At a minimum, you need a wrench for the oil drain plug and a oil filter removal tool, along with a bucket for the used motor oil and gloves. (Used motor oil may be carcinogenic and you do not want that on your hands.)
Tools and supply costs are important to account. Cost will be less than an oil change at a dealer, sure, and amortized over time through the amount of oil changes you do. But there is an up-front cost with them, though.
The mess is another factor to consider. Despite how clean you are, changing oil does make a little mess. A good parts washer solvent can help clean up the bike; a good soap can help clean you up.
Motorcycle oil change near me: Popular motorcycle dealer locator links
Big cities like Chicago, New York, Seattle, Las Vegas, or Los Angeles make it easy to find a motorcycle dealer. Even if you live in more suburban or rural areas, you should be able to find a dealer near you to get your bike serviced. To make life easier for you, here is a list of motorcycle dealers with links to search for a dealer near you.

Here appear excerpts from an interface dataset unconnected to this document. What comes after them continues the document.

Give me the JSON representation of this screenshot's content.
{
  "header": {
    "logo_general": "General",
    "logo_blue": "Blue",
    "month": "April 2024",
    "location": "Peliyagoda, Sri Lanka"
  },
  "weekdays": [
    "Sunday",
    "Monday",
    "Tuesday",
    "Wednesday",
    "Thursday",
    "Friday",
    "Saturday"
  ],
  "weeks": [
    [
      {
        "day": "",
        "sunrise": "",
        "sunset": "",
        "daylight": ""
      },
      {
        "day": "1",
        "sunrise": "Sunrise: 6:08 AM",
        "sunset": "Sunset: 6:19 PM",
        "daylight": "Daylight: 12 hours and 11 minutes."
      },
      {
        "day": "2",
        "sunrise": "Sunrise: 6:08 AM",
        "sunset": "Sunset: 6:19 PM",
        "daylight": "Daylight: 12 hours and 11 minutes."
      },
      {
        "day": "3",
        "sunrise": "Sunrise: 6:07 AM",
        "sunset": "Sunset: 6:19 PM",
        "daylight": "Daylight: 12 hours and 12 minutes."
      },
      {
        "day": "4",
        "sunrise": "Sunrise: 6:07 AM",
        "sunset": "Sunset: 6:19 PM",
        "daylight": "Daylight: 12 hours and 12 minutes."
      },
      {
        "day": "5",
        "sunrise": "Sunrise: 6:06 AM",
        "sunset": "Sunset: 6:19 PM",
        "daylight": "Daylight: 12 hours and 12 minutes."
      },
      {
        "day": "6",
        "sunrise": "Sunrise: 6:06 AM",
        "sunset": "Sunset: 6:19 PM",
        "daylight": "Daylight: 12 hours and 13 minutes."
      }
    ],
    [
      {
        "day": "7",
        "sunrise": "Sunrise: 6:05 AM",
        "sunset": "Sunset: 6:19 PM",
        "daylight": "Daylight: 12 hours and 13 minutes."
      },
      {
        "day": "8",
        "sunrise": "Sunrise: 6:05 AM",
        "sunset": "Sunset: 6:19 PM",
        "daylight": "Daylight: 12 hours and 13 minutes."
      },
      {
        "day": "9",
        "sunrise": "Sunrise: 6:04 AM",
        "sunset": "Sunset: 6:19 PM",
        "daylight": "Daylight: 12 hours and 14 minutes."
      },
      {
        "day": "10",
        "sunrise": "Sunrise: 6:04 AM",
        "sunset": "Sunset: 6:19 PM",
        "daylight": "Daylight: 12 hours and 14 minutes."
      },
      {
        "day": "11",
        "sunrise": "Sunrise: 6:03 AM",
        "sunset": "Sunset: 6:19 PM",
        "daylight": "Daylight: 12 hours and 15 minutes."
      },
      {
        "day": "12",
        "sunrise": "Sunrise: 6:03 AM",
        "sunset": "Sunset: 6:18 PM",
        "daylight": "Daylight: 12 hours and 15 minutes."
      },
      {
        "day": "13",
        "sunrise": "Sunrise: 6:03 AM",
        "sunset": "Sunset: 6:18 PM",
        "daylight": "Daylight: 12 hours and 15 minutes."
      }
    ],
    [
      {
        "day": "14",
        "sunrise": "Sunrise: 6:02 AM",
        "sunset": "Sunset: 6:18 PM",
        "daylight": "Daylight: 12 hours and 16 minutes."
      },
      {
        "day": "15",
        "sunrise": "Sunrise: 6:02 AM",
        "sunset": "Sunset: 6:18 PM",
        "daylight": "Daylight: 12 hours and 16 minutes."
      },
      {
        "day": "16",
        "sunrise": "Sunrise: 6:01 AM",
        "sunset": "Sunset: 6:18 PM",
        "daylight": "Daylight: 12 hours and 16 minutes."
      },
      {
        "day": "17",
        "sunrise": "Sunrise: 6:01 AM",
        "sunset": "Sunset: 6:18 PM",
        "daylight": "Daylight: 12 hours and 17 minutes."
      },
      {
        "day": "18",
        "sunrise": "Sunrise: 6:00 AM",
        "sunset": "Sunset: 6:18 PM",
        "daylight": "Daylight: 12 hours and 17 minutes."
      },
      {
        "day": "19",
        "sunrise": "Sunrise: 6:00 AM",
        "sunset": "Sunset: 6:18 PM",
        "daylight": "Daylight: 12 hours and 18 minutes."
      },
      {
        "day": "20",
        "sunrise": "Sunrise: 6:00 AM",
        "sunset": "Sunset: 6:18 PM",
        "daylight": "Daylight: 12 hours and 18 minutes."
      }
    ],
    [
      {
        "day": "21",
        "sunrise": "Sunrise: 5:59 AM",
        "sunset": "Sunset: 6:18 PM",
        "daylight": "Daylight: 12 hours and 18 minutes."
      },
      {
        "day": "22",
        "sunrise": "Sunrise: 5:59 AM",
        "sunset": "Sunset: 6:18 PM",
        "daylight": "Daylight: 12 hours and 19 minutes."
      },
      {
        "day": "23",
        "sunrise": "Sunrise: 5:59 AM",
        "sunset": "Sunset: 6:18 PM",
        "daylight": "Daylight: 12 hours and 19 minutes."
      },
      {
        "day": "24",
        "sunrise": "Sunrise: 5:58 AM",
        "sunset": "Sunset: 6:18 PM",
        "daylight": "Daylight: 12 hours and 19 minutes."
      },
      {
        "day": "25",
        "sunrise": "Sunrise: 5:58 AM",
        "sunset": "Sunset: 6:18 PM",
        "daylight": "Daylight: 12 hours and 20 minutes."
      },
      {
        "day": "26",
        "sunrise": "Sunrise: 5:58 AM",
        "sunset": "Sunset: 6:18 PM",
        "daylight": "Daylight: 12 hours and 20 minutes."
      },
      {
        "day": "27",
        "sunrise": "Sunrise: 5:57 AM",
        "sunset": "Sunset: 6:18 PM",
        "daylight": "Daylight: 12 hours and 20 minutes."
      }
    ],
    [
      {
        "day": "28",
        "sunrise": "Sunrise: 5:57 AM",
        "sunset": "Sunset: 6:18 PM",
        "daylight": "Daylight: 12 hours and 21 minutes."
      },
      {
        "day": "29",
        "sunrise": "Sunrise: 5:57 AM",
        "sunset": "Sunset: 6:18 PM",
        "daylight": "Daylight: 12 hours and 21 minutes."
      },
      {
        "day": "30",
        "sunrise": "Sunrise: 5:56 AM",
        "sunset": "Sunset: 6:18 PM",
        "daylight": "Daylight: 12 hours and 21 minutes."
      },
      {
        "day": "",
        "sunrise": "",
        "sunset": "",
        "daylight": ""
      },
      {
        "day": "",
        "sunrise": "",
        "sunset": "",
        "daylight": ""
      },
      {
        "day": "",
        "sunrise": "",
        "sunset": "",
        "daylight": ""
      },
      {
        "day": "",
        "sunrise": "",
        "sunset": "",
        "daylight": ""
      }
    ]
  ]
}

Wrenching on your bike can alert you to other problems you might not notice on your pre-ride inspections.
I hope this provides insight into about how much does a motorcycle oil change cost?
UPDATED on 5/3/2019: I have 18,000 miles on the bike as of now. As it stands, I have done all the oil changes except two — the first oil change and when I took the bike in for a stator recall.
The cost savings has been worth it, especially because I use synthetic oil and change it as soon as the shifting just does not feel as good as it should.
That said, oil changes on this bike are really easy — even with the skid plate I have on it.